Of the almost 500,000 persons in employment, 24.7% were in public administration, education and health, 23.9% were in banking, finance and insurance and 21.4% were in distribution, hotels and restaurants. It is in the banking, finance and insurance sectors that Leeds differs most from the financial structure of the region and the nation. In 2011, the financial and services industry in Leeds was worth £2.1 billion, the 5th largest in the UK, behind London, Edinburgh, Manchester and Birmingham.

The city is also an important center for equity, venture and risk finance. Founded in Leeds, the venture capital provider, YFM Equity Partners, is now the UK's largest provider of risk capital to small and medium-sized enterprises.

Leeds also has a large and growing population in the legal profession. There are around 150 law firms operating in Leeds, employing over 6,700 people.

Leeds is the UK's third largest manufacturing center and 50% of the UK's manufacturing base is within a two-hour drive of Leeds. With around 1,800 firms and 39,000 employees, Leeds manufacturing firms account for 8.8% of total employment in the city. The largest sub-sectors are engineering, printing and publishing, food and drink, chemicals and medical technology.[2]

Probate records

Records of wills, administrations, inventories, indexes, etc. were filed by the court with jurisdiction over this parish. Go to Yorkshire Probate Records to find the name of the court having primary jurisdiction. Scroll down in the article to the section Court Jurisdictions by Parish.

Societies

Archives

Websites

References

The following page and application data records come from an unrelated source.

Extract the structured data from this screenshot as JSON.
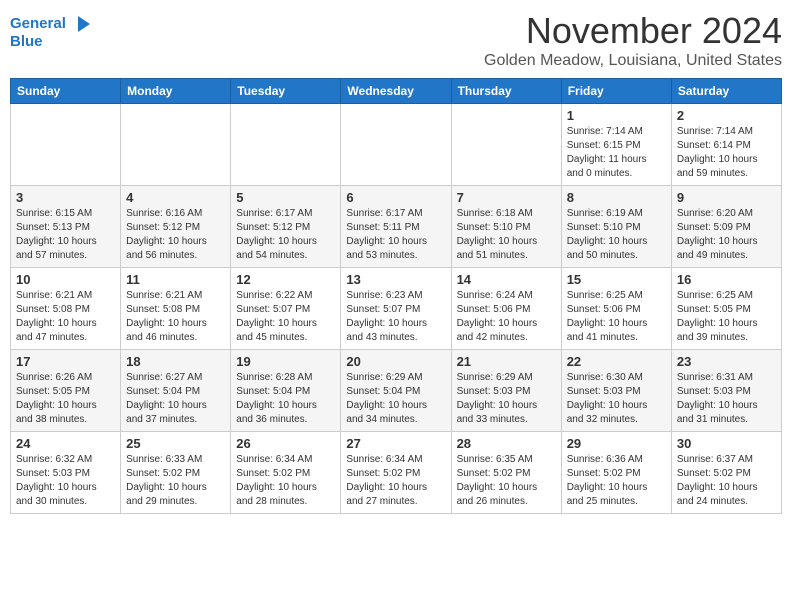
{
  "logo": {
    "line1": "General",
    "line2": "Blue"
  },
  "title": "November 2024",
  "location": "Golden Meadow, Louisiana, United States",
  "days_of_week": [
    "Sunday",
    "Monday",
    "Tuesday",
    "Wednesday",
    "Thursday",
    "Friday",
    "Saturday"
  ],
  "weeks": [
    [
      {
        "day": "",
        "info": ""
      },
      {
        "day": "",
        "info": ""
      },
      {
        "day": "",
        "info": ""
      },
      {
        "day": "",
        "info": ""
      },
      {
        "day": "",
        "info": ""
      },
      {
        "day": "1",
        "info": "Sunrise: 7:14 AM\nSunset: 6:15 PM\nDaylight: 11 hours\nand 0 minutes."
      },
      {
        "day": "2",
        "info": "Sunrise: 7:14 AM\nSunset: 6:14 PM\nDaylight: 10 hours\nand 59 minutes."
      }
    ],
    [
      {
        "day": "3",
        "info": "Sunrise: 6:15 AM\nSunset: 5:13 PM\nDaylight: 10 hours\nand 57 minutes."
      },
      {
        "day": "4",
        "info": "Sunrise: 6:16 AM\nSunset: 5:12 PM\nDaylight: 10 hours\nand 56 minutes."
      },
      {
        "day": "5",
        "info": "Sunrise: 6:17 AM\nSunset: 5:12 PM\nDaylight: 10 hours\nand 54 minutes."
      },
      {
        "day": "6",
        "info": "Sunrise: 6:17 AM\nSunset: 5:11 PM\nDaylight: 10 hours\nand 53 minutes."
      },
      {
        "day": "7",
        "info": "Sunrise: 6:18 AM\nSunset: 5:10 PM\nDaylight: 10 hours\nand 51 minutes."
      },
      {
        "day": "8",
        "info": "Sunrise: 6:19 AM\nSunset: 5:10 PM\nDaylight: 10 hours\nand 50 minutes."
      },
      {
        "day": "9",
        "info": "Sunrise: 6:20 AM\nSunset: 5:09 PM\nDaylight: 10 hours\nand 49 minutes."
      }
    ],
    [
      {
        "day": "10",
        "info": "Sunrise: 6:21 AM\nSunset: 5:08 PM\nDaylight: 10 hours\nand 47 minutes."
      },
      {
        "day": "11",
        "info": "Sunrise: 6:21 AM\nSunset: 5:08 PM\nDaylight: 10 hours\nand 46 minutes."
      },
      {
        "day": "12",
        "info": "Sunrise: 6:22 AM\nSunset: 5:07 PM\nDaylight: 10 hours\nand 45 minutes."
      },
      {
        "day": "13",
        "info": "Sunrise: 6:23 AM\nSunset: 5:07 PM\nDaylight: 10 hours\nand 43 minutes."
      },
      {
        "day": "14",
        "info": "Sunrise: 6:24 AM\nSunset: 5:06 PM\nDaylight: 10 hours\nand 42 minutes."
      },
      {
        "day": "15",
        "info": "Sunrise: 6:25 AM\nSunset: 5:06 PM\nDaylight: 10 hours\nand 41 minutes."
      },
      {
        "day": "16",
        "info": "Sunrise: 6:25 AM\nSunset: 5:05 PM\nDaylight: 10 hours\nand 39 minutes."
      }
    ],
    [
      {
        "day": "17",
        "info": "Sunrise: 6:26 AM\nSunset: 5:05 PM\nDaylight: 10 hours\nand 38 minutes."
      },
      {
        "day": "18",
        "info": "Sunrise: 6:27 AM\nSunset: 5:04 PM\nDaylight: 10 hours\nand 37 minutes."
      },
      {
        "day": "19",
        "info": "Sunrise: 6:28 AM\nSunset: 5:04 PM\nDaylight: 10 hours\nand 36 minutes."
      },
      {
        "day": "20",
        "info": "Sunrise: 6:29 AM\nSunset: 5:04 PM\nDaylight: 10 hours\nand 34 minutes."
      },
      {
        "day": "21",
        "info": "Sunrise: 6:29 AM\nSunset: 5:03 PM\nDaylight: 10 hours\nand 33 minutes."
      },
      {
        "day": "22",
        "info": "Sunrise: 6:30 AM\nSunset: 5:03 PM\nDaylight: 10 hours\nand 32 minutes."
      },
      {
        "day": "23",
        "info": "Sunrise: 6:31 AM\nSunset: 5:03 PM\nDaylight: 10 hours\nand 31 minutes."
      }
    ],
    [
      {
        "day": "24",
        "info": "Sunrise: 6:32 AM\nSunset: 5:03 PM\nDaylight: 10 hours\nand 30 minutes."
      },
      {
        "day": "25",
        "info": "Sunrise: 6:33 AM\nSunset: 5:02 PM\nDaylight: 10 hours\nand 29 minutes."
      },
      {
        "day": "26",
        "info": "Sunrise: 6:34 AM\nSunset: 5:02 PM\nDaylight: 10 hours\nand 28 minutes."
      },
      {
        "day": "27",
        "info": "Sunrise: 6:34 AM\nSunset: 5:02 PM\nDaylight: 10 hours\nand 27 minutes."
      },
      {
        "day": "28",
        "info": "Sunrise: 6:35 AM\nSunset: 5:02 PM\nDaylight: 10 hours\nand 26 minutes."
      },
      {
        "day": "29",
        "info": "Sunrise: 6:36 AM\nSunset: 5:02 PM\nDaylight: 10 hours\nand 25 minutes."
      },
      {
        "day": "30",
        "info": "Sunrise: 6:37 AM\nSunset: 5:02 PM\nDaylight: 10 hours\nand 24 minutes."
      }
    ]
  ]
}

  1. Wikipedia contributors, "Leeds," in Wikipedia: the Free Encyclopedia, https://en.wikipedia.org/wiki/Leeds, accessed 7 July, 2017.
  2. Wikipedia contributors, "Leeds," in Wikipedia: the Free Encyclopedia, https://en.wikipedia.org/wiki/Leeds, accessed 9 July, 2017.